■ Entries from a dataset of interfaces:
▼▼▼

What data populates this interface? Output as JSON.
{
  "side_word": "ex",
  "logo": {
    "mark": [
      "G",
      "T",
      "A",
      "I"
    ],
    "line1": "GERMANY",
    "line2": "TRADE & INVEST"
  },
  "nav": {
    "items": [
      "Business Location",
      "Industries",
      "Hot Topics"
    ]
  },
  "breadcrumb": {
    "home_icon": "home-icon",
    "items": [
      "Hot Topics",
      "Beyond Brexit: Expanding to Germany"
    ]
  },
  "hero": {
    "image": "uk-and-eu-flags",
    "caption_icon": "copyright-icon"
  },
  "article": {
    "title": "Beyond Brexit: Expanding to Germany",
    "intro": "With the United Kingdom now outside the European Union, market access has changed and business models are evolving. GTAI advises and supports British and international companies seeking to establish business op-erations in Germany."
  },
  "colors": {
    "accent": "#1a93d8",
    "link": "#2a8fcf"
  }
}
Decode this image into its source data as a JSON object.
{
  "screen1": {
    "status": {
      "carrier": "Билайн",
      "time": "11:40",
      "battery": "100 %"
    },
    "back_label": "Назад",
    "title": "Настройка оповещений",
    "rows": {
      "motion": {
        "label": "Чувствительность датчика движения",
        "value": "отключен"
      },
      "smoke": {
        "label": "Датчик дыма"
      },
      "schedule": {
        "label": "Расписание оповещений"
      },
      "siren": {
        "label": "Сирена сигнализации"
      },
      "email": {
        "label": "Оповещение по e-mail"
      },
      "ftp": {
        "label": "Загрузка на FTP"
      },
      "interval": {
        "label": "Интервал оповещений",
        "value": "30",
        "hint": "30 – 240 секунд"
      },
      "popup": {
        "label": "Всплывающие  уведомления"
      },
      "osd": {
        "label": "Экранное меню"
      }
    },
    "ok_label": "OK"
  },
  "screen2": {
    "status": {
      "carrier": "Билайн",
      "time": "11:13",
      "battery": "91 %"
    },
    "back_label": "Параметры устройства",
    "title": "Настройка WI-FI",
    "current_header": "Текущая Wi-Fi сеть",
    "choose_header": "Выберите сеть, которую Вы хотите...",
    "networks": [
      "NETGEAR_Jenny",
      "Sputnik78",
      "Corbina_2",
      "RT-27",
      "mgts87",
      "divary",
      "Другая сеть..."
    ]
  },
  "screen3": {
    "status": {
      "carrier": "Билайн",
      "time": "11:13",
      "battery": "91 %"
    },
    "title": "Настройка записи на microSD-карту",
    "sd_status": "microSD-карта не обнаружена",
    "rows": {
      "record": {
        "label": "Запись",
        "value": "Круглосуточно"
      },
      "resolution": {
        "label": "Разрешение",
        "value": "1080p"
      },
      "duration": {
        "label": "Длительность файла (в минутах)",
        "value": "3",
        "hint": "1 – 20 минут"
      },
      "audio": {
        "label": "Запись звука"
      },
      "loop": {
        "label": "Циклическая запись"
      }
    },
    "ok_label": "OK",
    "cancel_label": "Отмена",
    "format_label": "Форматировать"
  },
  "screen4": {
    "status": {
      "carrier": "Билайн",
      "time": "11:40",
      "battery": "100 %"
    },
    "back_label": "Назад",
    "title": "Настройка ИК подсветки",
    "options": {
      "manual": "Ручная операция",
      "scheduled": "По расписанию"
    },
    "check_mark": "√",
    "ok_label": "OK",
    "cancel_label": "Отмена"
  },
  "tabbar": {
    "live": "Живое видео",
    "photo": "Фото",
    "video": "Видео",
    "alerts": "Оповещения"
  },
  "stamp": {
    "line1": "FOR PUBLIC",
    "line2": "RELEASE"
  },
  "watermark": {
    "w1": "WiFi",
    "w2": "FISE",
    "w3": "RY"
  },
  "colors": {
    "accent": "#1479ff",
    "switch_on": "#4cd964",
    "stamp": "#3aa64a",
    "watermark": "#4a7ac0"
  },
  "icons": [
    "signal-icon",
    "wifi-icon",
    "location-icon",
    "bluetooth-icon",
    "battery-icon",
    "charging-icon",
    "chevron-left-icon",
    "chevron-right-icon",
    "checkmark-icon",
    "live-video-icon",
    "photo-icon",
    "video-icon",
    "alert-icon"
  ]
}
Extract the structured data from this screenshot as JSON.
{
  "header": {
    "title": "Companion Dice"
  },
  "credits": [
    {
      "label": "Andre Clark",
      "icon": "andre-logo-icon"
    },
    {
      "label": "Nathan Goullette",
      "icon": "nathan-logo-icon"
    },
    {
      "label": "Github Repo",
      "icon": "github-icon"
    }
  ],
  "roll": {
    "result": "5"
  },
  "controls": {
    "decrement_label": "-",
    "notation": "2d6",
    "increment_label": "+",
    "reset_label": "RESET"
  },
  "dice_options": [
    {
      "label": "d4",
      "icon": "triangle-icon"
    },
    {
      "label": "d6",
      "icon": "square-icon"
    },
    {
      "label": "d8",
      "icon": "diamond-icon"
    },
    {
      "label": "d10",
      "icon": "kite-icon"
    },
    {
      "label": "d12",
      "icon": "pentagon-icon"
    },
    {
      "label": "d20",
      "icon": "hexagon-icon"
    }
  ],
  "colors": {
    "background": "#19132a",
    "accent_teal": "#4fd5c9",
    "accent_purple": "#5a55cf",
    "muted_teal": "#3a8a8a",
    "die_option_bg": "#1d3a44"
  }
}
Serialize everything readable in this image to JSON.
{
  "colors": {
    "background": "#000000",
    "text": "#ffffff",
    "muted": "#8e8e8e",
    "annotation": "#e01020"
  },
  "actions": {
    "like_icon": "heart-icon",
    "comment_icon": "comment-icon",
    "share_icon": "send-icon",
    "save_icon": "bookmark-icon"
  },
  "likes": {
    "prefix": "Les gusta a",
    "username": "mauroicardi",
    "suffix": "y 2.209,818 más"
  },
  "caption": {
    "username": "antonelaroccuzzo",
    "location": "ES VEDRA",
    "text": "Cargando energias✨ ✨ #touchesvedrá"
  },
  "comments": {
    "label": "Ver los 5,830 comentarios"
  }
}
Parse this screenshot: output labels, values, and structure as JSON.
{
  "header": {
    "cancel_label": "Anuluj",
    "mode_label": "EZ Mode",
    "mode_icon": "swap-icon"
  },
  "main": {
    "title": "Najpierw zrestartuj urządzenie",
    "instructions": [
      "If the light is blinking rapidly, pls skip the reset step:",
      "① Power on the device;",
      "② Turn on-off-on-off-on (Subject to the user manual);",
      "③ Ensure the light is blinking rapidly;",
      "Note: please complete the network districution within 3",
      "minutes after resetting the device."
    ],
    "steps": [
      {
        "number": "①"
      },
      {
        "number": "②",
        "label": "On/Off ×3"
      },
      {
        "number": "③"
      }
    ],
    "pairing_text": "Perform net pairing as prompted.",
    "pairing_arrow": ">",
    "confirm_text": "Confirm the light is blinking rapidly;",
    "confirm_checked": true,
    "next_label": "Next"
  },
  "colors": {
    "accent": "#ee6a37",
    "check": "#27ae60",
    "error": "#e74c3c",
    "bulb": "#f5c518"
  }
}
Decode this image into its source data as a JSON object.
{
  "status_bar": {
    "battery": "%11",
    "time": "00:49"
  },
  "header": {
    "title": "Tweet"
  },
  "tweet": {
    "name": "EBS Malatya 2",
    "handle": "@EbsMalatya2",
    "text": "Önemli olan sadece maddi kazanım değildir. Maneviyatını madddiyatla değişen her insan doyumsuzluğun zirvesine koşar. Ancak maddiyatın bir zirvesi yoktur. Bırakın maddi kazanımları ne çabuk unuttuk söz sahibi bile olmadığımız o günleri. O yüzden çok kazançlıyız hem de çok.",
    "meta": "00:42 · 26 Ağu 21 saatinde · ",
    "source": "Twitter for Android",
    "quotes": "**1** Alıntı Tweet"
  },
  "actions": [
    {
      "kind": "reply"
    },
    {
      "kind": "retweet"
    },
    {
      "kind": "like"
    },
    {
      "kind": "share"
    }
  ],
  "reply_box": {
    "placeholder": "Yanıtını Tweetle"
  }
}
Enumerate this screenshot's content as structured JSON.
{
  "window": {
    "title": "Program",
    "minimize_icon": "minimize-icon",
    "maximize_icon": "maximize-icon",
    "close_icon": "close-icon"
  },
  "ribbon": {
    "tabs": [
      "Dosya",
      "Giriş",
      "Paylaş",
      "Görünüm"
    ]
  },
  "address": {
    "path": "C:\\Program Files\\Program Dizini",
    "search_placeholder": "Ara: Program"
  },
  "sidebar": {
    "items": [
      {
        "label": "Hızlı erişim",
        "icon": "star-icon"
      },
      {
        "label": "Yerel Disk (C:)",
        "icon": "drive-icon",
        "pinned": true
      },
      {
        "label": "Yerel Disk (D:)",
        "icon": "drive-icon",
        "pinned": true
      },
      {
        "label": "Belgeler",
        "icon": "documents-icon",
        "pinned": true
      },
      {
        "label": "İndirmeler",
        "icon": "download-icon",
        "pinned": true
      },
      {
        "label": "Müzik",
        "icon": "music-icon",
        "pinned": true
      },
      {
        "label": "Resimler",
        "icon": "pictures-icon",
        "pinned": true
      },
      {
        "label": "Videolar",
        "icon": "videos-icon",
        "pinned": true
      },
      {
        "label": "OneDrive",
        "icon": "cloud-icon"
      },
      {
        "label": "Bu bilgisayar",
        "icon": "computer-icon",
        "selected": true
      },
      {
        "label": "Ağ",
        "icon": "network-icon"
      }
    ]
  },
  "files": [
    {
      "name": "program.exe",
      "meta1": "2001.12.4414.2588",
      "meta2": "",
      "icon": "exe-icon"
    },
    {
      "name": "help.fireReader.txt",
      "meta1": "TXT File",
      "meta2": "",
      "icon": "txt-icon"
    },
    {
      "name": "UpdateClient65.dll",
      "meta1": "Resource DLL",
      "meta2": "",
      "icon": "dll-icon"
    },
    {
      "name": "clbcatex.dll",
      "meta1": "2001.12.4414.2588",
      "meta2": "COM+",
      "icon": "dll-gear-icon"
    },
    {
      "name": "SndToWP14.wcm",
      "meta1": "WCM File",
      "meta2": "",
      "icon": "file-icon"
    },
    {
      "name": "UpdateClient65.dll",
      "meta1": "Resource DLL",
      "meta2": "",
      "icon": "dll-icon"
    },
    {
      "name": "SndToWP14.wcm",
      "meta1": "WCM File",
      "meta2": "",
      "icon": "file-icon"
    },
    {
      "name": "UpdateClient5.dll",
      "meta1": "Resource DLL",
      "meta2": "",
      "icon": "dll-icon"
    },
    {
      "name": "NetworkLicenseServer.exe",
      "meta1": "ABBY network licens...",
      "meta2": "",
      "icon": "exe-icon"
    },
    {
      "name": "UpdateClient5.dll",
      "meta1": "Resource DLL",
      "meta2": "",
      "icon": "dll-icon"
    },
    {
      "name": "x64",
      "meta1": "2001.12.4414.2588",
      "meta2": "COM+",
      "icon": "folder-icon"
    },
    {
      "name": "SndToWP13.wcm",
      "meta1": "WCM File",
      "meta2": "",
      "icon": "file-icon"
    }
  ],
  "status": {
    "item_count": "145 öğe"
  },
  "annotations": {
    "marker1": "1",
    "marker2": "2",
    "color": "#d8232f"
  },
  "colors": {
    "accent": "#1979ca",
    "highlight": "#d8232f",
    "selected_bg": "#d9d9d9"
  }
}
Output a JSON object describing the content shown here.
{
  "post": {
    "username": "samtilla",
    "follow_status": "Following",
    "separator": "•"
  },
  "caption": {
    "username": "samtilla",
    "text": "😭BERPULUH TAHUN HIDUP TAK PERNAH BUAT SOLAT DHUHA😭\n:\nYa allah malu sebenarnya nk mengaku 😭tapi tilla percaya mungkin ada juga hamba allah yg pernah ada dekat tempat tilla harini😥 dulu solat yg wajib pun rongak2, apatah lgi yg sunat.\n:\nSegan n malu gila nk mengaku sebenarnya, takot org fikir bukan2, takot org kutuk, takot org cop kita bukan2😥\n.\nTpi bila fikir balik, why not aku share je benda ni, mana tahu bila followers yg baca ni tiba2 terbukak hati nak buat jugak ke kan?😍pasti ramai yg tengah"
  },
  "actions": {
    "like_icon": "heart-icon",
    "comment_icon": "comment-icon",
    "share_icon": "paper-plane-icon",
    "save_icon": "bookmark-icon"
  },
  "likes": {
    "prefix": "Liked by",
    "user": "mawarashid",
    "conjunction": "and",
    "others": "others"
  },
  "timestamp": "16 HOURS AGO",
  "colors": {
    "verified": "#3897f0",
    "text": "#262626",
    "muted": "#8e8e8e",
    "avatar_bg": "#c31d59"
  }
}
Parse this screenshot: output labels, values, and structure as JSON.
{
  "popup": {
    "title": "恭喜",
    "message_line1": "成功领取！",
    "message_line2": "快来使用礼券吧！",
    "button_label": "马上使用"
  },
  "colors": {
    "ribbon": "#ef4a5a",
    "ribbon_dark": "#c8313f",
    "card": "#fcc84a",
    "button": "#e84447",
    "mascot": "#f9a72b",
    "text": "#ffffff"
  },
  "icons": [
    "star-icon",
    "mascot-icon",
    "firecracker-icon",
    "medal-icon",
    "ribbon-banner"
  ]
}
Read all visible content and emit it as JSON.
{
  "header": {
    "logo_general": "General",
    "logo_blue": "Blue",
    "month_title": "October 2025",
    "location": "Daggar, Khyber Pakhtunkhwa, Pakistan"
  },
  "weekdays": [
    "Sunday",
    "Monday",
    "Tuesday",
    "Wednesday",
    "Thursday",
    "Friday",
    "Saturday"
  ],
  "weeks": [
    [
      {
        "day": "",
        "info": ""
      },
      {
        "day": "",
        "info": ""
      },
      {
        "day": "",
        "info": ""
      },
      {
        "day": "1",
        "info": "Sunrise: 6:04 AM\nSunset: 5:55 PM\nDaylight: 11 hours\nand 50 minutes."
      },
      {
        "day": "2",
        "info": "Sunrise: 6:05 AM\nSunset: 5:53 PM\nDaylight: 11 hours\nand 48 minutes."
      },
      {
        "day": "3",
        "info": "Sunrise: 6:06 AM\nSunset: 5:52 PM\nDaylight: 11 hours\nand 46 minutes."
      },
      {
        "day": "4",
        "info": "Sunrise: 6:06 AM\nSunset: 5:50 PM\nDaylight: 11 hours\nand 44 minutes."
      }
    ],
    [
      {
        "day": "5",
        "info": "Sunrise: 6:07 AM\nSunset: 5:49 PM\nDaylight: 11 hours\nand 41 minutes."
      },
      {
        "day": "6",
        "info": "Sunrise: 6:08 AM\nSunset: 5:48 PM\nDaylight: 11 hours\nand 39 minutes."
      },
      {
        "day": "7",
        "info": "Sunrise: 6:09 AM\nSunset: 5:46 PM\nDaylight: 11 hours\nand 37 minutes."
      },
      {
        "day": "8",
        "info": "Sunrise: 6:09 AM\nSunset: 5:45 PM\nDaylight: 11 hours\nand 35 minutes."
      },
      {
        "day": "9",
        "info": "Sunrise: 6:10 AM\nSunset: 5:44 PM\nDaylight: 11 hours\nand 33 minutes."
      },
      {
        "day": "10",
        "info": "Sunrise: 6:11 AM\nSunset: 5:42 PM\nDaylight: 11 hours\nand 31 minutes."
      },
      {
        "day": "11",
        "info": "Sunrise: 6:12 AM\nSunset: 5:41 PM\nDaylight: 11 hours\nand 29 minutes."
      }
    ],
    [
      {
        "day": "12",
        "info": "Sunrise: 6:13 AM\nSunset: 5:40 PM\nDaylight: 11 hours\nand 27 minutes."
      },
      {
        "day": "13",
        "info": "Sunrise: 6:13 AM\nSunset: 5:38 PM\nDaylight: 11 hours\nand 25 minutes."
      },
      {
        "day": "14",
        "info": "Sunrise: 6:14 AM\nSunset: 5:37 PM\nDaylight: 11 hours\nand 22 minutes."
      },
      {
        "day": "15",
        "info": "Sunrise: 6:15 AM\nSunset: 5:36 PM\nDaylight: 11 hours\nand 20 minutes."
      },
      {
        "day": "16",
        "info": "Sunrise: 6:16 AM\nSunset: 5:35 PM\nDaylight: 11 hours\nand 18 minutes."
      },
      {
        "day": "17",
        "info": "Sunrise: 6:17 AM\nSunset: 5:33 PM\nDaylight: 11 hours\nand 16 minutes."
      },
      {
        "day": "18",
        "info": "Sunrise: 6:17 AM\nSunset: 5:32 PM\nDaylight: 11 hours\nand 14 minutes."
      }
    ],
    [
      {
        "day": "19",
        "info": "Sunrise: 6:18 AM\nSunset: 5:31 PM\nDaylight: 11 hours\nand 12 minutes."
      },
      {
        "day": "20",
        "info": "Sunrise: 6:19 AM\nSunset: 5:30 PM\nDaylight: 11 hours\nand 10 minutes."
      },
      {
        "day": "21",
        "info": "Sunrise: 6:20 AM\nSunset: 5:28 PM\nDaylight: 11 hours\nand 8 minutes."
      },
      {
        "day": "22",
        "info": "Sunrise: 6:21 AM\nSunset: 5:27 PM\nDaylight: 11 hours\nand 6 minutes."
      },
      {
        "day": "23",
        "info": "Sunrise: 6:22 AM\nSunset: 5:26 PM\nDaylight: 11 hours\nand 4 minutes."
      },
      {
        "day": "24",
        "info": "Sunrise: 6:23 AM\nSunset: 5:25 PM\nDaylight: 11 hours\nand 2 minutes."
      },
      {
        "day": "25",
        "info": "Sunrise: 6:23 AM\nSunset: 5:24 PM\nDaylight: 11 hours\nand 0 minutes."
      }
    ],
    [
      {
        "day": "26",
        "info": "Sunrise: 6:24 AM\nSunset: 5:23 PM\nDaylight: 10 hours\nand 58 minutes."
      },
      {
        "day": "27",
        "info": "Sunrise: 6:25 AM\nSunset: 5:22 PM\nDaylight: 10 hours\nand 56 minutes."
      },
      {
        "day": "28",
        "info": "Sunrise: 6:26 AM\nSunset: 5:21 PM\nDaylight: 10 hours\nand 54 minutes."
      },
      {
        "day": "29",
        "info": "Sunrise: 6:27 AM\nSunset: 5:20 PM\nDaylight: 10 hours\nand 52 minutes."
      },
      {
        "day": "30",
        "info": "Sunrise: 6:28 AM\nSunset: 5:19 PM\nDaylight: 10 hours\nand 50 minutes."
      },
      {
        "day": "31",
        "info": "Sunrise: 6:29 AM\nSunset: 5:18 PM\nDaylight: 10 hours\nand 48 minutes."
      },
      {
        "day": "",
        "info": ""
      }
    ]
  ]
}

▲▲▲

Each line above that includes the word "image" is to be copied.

■ RESPONSE TO THIS EXERCISE:
    "image": "uk-and-eu-flags",
Decode this image into its source data as a JSON object.
Serialize everything readable in this image to JSON.
Decode this image into its source data as a JSON object.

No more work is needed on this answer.